### DATA SHOWN
····················

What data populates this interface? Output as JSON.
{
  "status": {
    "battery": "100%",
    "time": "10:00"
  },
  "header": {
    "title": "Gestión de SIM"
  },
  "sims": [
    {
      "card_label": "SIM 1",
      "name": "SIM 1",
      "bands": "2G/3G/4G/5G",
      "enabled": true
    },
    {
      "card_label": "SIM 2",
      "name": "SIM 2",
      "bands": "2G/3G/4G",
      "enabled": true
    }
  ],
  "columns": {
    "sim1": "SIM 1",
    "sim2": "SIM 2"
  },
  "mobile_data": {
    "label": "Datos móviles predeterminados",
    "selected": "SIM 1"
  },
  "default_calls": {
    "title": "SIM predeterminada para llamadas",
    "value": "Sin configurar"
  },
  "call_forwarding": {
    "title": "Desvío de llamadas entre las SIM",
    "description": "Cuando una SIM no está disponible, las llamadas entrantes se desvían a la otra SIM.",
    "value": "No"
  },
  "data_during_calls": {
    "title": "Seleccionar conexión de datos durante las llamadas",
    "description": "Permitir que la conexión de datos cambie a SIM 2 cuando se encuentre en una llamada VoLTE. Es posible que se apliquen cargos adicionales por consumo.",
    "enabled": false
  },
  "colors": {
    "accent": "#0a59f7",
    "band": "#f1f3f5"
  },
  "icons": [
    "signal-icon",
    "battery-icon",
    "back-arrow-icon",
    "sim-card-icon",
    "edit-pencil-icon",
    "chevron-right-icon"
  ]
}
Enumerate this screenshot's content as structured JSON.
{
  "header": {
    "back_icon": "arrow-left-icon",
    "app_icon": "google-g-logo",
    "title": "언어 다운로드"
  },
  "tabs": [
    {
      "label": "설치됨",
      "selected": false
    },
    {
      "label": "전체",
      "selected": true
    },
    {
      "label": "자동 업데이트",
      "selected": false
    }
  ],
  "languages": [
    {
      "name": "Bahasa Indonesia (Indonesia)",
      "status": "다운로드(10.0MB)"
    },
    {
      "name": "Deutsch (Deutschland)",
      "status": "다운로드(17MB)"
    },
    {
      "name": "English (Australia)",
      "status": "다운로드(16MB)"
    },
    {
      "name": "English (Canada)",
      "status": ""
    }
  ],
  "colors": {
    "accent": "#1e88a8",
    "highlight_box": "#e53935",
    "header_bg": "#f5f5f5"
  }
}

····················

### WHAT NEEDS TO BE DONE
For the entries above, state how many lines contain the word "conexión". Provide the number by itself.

### RESPONSE AREA
2